§ Task requirements
The answer should hold every line of the listing, unchanged and free of images.
=== Exercise material ===
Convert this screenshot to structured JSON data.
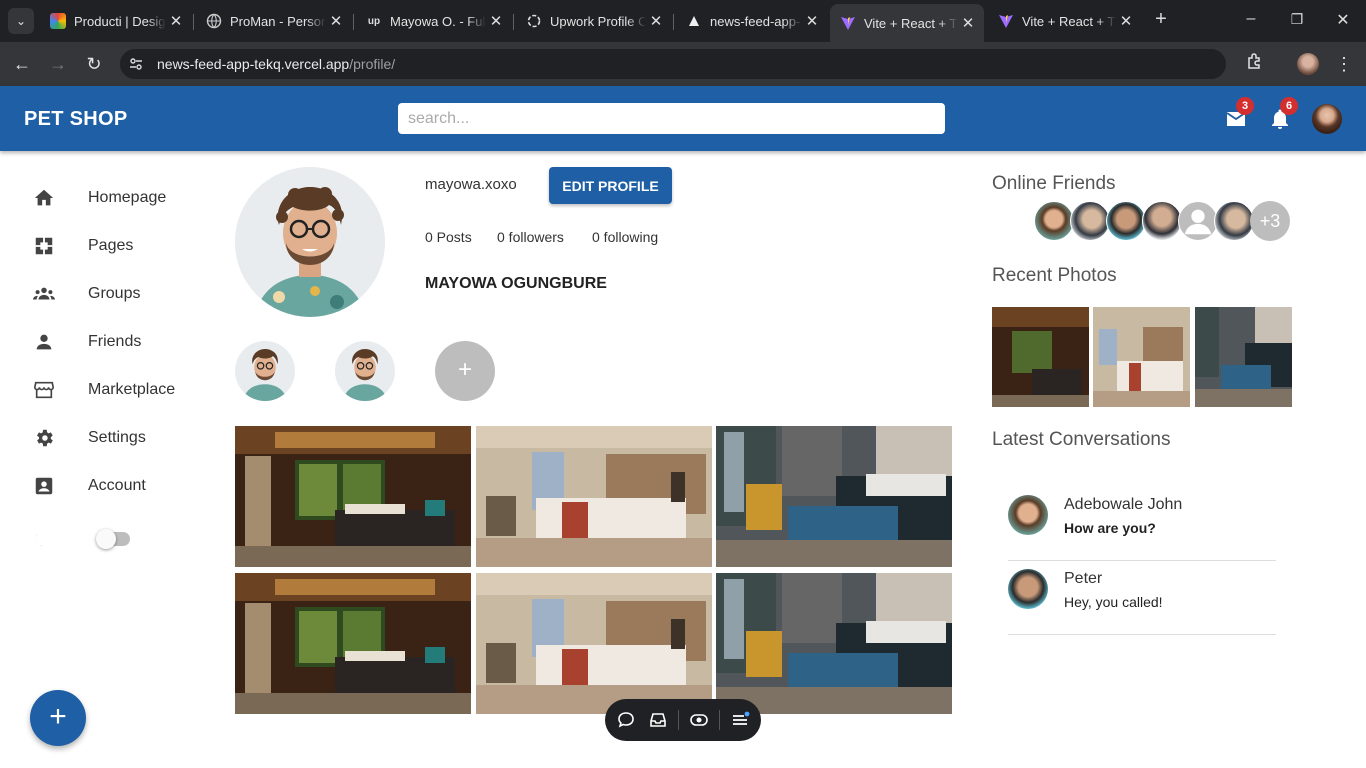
{
  "browser": {
    "tabs": [
      {
        "title": "Producti | Desig",
        "favicon": "colorful-logo-icon"
      },
      {
        "title": "ProMan - Person",
        "favicon": "globe-icon"
      },
      {
        "title": "Mayowa O. - Ful",
        "favicon": "upwork-icon"
      },
      {
        "title": "Upwork Profile C",
        "favicon": "openai-icon"
      },
      {
        "title": "news-feed-app-",
        "favicon": "vercel-icon"
      },
      {
        "title": "Vite + React + T",
        "favicon": "vite-icon",
        "active": true
      },
      {
        "title": "Vite + React + T",
        "favicon": "vite-icon"
      }
    ],
    "url_host": "news-feed-app-tekq.vercel.app",
    "url_path": "/profile/"
  },
  "header": {
    "brand": "PET SHOP",
    "search_placeholder": "search...",
    "mail_count": "3",
    "notification_count": "6"
  },
  "sidebar": {
    "items": [
      {
        "label": "Homepage",
        "icon": "home-icon"
      },
      {
        "label": "Pages",
        "icon": "pages-icon"
      },
      {
        "label": "Groups",
        "icon": "groups-icon"
      },
      {
        "label": "Friends",
        "icon": "person-icon"
      },
      {
        "label": "Marketplace",
        "icon": "store-icon"
      },
      {
        "label": "Settings",
        "icon": "gear-icon"
      },
      {
        "label": "Account",
        "icon": "account-box-icon"
      }
    ],
    "dark_mode_on": false,
    "fab_label": "+"
  },
  "profile": {
    "username": "mayowa.xoxo",
    "edit_label": "EDIT PROFILE",
    "posts": "0 Posts",
    "followers": "0 followers",
    "following": "0 following",
    "full_name": "MAYOWA OGUNGBURE",
    "add_story_label": "+"
  },
  "right": {
    "online_title": "Online Friends",
    "more_label": "+3",
    "photos_title": "Recent Photos",
    "conversations_title": "Latest Conversations",
    "conversations": [
      {
        "name": "Adebowale John",
        "message": "How are you?",
        "unread": true
      },
      {
        "name": "Peter",
        "message": "Hey, you called!",
        "unread": false
      }
    ]
  },
  "colors": {
    "primary": "#1e5fa6",
    "badge": "#d32f2f"
  }
}
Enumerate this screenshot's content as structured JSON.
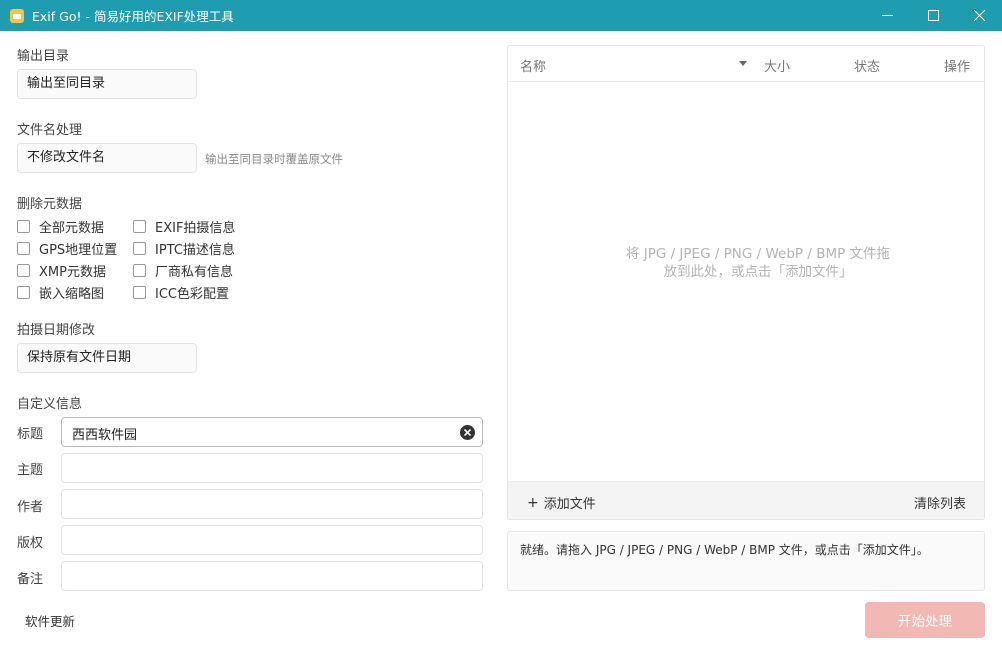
{
  "window": {
    "title": "Exif Go! - 简易好用的EXIF处理工具",
    "icon": "app-photo-icon",
    "controls": {
      "minimize": "minimize-icon",
      "maximize": "maximize-icon",
      "close": "close-icon"
    },
    "accent_color": "#1e9db0"
  },
  "output_dir": {
    "label": "输出目录",
    "value": "输出至同目录"
  },
  "filename": {
    "label": "文件名处理",
    "value": "不修改文件名",
    "hint": "输出至同目录时覆盖原文件"
  },
  "remove_meta": {
    "label": "删除元数据",
    "options": [
      {
        "label": "全部元数据",
        "checked": false
      },
      {
        "label": "EXIF拍摄信息",
        "checked": false
      },
      {
        "label": "GPS地理位置",
        "checked": false
      },
      {
        "label": "IPTC描述信息",
        "checked": false
      },
      {
        "label": "XMP元数据",
        "checked": false
      },
      {
        "label": "厂商私有信息",
        "checked": false
      },
      {
        "label": "嵌入缩略图",
        "checked": false
      },
      {
        "label": "ICC色彩配置",
        "checked": false
      }
    ]
  },
  "shoot_date": {
    "label": "拍摄日期修改",
    "value": "保持原有文件日期"
  },
  "custom_info": {
    "label": "自定义信息",
    "fields": [
      {
        "label": "标题",
        "value": "西西软件园"
      },
      {
        "label": "主题",
        "value": ""
      },
      {
        "label": "作者",
        "value": ""
      },
      {
        "label": "版权",
        "value": ""
      },
      {
        "label": "备注",
        "value": ""
      }
    ]
  },
  "update_link": "软件更新",
  "file_table": {
    "columns": {
      "name": "名称",
      "size": "大小",
      "status": "状态",
      "action": "操作"
    },
    "empty_line1": "将 JPG / JPEG / PNG / WebP / BMP 文件拖",
    "empty_line2": "放到此处，或点击「添加文件」",
    "add_label": "添加文件",
    "add_symbol": "+",
    "clear_label": "清除列表"
  },
  "status_text": "就绪。请拖入 JPG / JPEG / PNG / WebP / BMP 文件，或点击「添加文件」。",
  "start_button": {
    "label": "开始处理",
    "color": "#f2b8b3"
  }
}
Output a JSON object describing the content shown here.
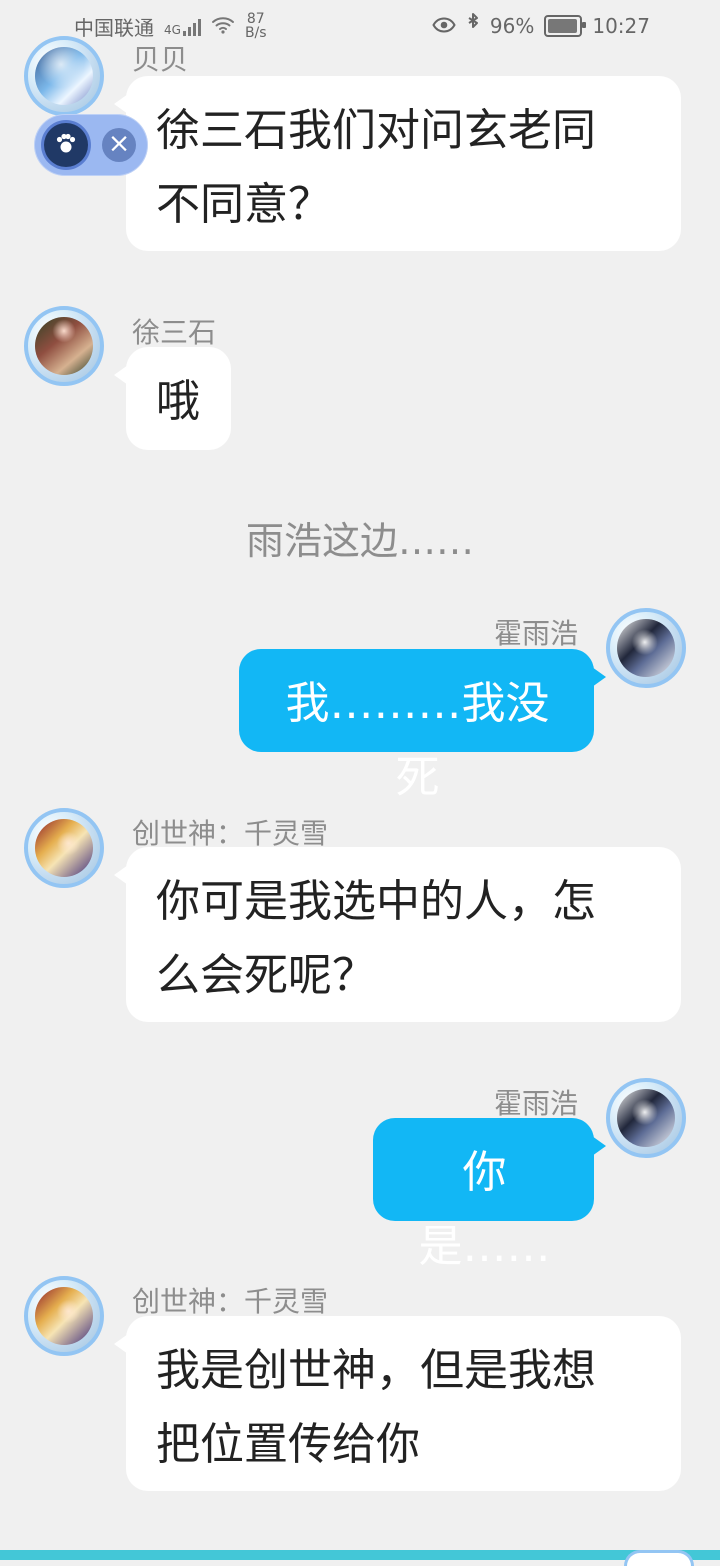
{
  "status_bar": {
    "carrier": "中国联通",
    "network": "4G",
    "speed_value": "87",
    "speed_unit": "B/s",
    "battery": "96%",
    "time": "10:27"
  },
  "messages": [
    {
      "type": "incoming",
      "sender": "贝贝",
      "text": "徐三石我们对问玄老同\n不同意？"
    },
    {
      "type": "incoming",
      "sender": "徐三石",
      "text": "哦"
    },
    {
      "type": "system",
      "text": "雨浩这边……"
    },
    {
      "type": "outgoing",
      "sender": "霍雨浩",
      "text": "我………我没死"
    },
    {
      "type": "incoming",
      "sender": "创世神：千灵雪",
      "text": "你可是我选中的人，怎\n么会死呢？"
    },
    {
      "type": "outgoing",
      "sender": "霍雨浩",
      "text": "你是……"
    },
    {
      "type": "incoming",
      "sender": "创世神：千灵雪",
      "text": "我是创世神，但是我想\n把位置传给你"
    }
  ],
  "floating_badge": {
    "icon": "paw-icon",
    "close": "×"
  },
  "colors": {
    "background": "#f0f0f0",
    "incoming_bubble": "#ffffff",
    "outgoing_bubble": "#12b7f5",
    "name_text": "#8d8d8d",
    "avatar_ring": "#93c5f3",
    "badge": "#9bb8f1"
  }
}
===
§ Solution to the problem
Convert this screenshot to structured JSON data.
{
  "browser": {
    "tabs": [
      {
        "title": "Producti | Desig",
        "favicon": "colorful-logo-icon"
      },
      {
        "title": "ProMan - Person",
        "favicon": "globe-icon"
      },
      {
        "title": "Mayowa O. - Ful",
        "favicon": "upwork-icon"
      },
      {
        "title": "Upwork Profile C",
        "favicon": "openai-icon"
      },
      {
        "title": "news-feed-app-",
        "favicon": "vercel-icon"
      },
      {
        "title": "Vite + React + T",
        "favicon": "vite-icon",
        "active": true
      },
      {
        "title": "Vite + React + T",
        "favicon": "vite-icon"
      }
    ],
    "url_host": "news-feed-app-tekq.vercel.app",
    "url_path": "/profile/"
  },
  "header": {
    "brand": "PET SHOP",
    "search_placeholder": "search...",
    "mail_count": "3",
    "notification_count": "6"
  },
  "sidebar": {
    "items": [
      {
        "label": "Homepage",
        "icon": "home-icon"
      },
      {
        "label": "Pages",
        "icon": "pages-icon"
      },
      {
        "label": "Groups",
        "icon": "groups-icon"
      },
      {
        "label": "Friends",
        "icon": "person-icon"
      },
      {
        "label": "Marketplace",
        "icon": "store-icon"
      },
      {
        "label": "Settings",
        "icon": "gear-icon"
      },
      {
        "label": "Account",
        "icon": "account-box-icon"
      }
    ],
    "dark_mode_on": false,
    "fab_label": "+"
  },
  "profile": {
    "username": "mayowa.xoxo",
    "edit_label": "EDIT PROFILE",
    "posts": "0 Posts",
    "followers": "0 followers",
    "following": "0 following",
    "full_name": "MAYOWA OGUNGBURE",
    "add_story_label": "+"
  },
  "right": {
    "online_title": "Online Friends",
    "more_label": "+3",
    "photos_title": "Recent Photos",
    "conversations_title": "Latest Conversations",
    "conversations": [
      {
        "name": "Adebowale John",
        "message": "How are you?",
        "unread": true
      },
      {
        "name": "Peter",
        "message": "Hey, you called!",
        "unread": false
      }
    ]
  },
  "colors": {
    "primary": "#1e5fa6",
    "badge": "#d32f2f"
  }
}
Enumerate this screenshot's content as structured JSON.
{
  "window": {
    "title": "Exif Go! - 简易好用的EXIF处理工具",
    "icon": "app-photo-icon",
    "controls": {
      "minimize": "minimize-icon",
      "maximize": "maximize-icon",
      "close": "close-icon"
    },
    "accent_color": "#1e9db0"
  },
  "output_dir": {
    "label": "输出目录",
    "value": "输出至同目录"
  },
  "filename": {
    "label": "文件名处理",
    "value": "不修改文件名",
    "hint": "输出至同目录时覆盖原文件"
  },
  "remove_meta": {
    "label": "删除元数据",
    "options": [
      {
        "label": "全部元数据",
        "checked": false
      },
      {
        "label": "EXIF拍摄信息",
        "checked": false
      },
      {
        "label": "GPS地理位置",
        "checked": false
      },
      {
        "label": "IPTC描述信息",
        "checked": false
      },
      {
        "label": "XMP元数据",
        "checked": false
      },
      {
        "label": "厂商私有信息",
        "checked": false
      },
      {
        "label": "嵌入缩略图",
        "checked": false
      },
      {
        "label": "ICC色彩配置",
        "checked": false
      }
    ]
  },
  "shoot_date": {
    "label": "拍摄日期修改",
    "value": "保持原有文件日期"
  },
  "custom_info": {
    "label": "自定义信息",
    "fields": [
      {
        "label": "标题",
        "value": "西西软件园"
      },
      {
        "label": "主题",
        "value": ""
      },
      {
        "label": "作者",
        "value": ""
      },
      {
        "label": "版权",
        "value": ""
      },
      {
        "label": "备注",
        "value": ""
      }
    ]
  },
  "update_link": "软件更新",
  "file_table": {
    "columns": {
      "name": "名称",
      "size": "大小",
      "status": "状态",
      "action": "操作"
    },
    "empty_line1": "将 JPG / JPEG / PNG / WebP / BMP 文件拖",
    "empty_line2": "放到此处，或点击「添加文件」",
    "add_label": "添加文件",
    "add_symbol": "+",
    "clear_label": "清除列表"
  },
  "status_text": "就绪。请拖入 JPG / JPEG / PNG / WebP / BMP 文件，或点击「添加文件」。",
  "start_button": {
    "label": "开始处理",
    "color": "#f2b8b3"
  }
}
Output a JSON object describing the content shown here.
{
  "status_bar": {
    "carrier": "中国联通",
    "network": "4G",
    "speed_value": "87",
    "speed_unit": "B/s",
    "battery": "96%",
    "time": "10:27"
  },
  "messages": [
    {
      "type": "incoming",
      "sender": "贝贝",
      "text": "徐三石我们对问玄老同\n不同意？"
    },
    {
      "type": "incoming",
      "sender": "徐三石",
      "text": "哦"
    },
    {
      "type": "system",
      "text": "雨浩这边……"
    },
    {
      "type": "outgoing",
      "sender": "霍雨浩",
      "text": "我………我没死"
    },
    {
      "type": "incoming",
      "sender": "创世神：千灵雪",
      "text": "你可是我选中的人，怎\n么会死呢？"
    },
    {
      "type": "outgoing",
      "sender": "霍雨浩",
      "text": "你是……"
    },
    {
      "type": "incoming",
      "sender": "创世神：千灵雪",
      "text": "我是创世神，但是我想\n把位置传给你"
    }
  ],
  "floating_badge": {
    "icon": "paw-icon",
    "close": "×"
  },
  "colors": {
    "background": "#f0f0f0",
    "incoming_bubble": "#ffffff",
    "outgoing_bubble": "#12b7f5",
    "name_text": "#8d8d8d",
    "avatar_ring": "#93c5f3",
    "badge": "#9bb8f1"
  }
}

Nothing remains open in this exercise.